The last time a game completely divided itself in two like this for me was Prince Of Persia: The Two Thrones, which so dramatically flipped between its polar opposites of Sands Of Time’s wonderfully balletic platforming and Warrior Within’s dumbass grimdark fighting. Uncharted 4’s mercurial nature feels very similar, if somewhat more elegantly blended. “I’m a bit of an everyman, hoping to find treasure against the odds, by bonding with my long-lost brother! Oh, sorry, wait a moment, I have to murder these seventeen people, three of them by snapping their soft necks between my hands.”
But that climbing!

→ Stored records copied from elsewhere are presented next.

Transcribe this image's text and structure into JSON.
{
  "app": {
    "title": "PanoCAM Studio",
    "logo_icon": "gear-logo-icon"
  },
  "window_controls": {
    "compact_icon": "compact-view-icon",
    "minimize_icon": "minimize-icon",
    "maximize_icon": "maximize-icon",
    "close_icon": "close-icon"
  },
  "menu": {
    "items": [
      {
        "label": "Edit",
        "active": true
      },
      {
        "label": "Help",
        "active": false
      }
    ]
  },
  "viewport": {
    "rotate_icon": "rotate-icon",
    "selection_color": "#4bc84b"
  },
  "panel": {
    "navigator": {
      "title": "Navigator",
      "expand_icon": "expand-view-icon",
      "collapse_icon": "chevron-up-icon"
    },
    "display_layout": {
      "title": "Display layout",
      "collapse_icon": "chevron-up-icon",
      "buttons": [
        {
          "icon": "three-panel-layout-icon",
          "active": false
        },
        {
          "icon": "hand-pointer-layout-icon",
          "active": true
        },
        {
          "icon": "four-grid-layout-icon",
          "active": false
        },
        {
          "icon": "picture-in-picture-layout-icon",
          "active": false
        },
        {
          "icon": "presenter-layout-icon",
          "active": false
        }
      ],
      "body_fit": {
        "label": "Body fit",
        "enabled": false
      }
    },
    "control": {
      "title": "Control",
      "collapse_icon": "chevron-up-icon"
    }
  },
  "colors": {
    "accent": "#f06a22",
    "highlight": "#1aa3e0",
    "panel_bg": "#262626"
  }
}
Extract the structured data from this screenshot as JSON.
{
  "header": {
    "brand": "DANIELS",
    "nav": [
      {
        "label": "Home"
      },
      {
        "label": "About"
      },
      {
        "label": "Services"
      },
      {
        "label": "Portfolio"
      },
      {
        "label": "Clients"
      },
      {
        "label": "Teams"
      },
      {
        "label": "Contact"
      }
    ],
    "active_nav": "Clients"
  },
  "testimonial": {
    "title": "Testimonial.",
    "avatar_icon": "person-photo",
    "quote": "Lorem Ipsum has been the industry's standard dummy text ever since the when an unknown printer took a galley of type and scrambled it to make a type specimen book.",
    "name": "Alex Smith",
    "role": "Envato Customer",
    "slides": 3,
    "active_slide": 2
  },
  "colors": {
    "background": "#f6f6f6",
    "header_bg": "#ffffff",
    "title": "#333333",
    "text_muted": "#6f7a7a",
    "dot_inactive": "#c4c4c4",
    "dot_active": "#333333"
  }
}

I’ve played so many games like this, where the world is a series of white-streaked ledges upon which I must impossibly dangle. I know the deal, pointing the analogue stick toward the next rock, then hitting X to jump for it. I’ve shuffled along as many sills as the next man, before leaning to reach a jutting flagpole and acrobatically flinging myself off it to catch the three millimeter grip on the other side of this ravine. But I cannot remember another time when I’ve reached for those things.
I cannot get over what a difference that reaching makes! As Nathan’s arms stretch out for the next ridge or windowsill, it magically goes from incomprehensively unrealistic to just daft. It feels fluid, achievable, possible. It’s not. At all. It’s ridiculously impossible. As a very poor and very occasional amateur climber, I’m at least vaguely aware of what’s actually possible for a human, and it’s definitely not falling diagonally for twenty meters and then catching yourself on a three-finger rocky outcrop. But when he reaches first, it seems like maybe it could be?!
It’s at its best when you’re finding your way up the side of a building, and his arms can reach the next ledge or drainpipe, and you start to weave together a natural, fluid progression, his arms exploring and finding their target. When it comes together like this, it’s almost poetry! It just feels so damned good. It makes me happy in my tummy.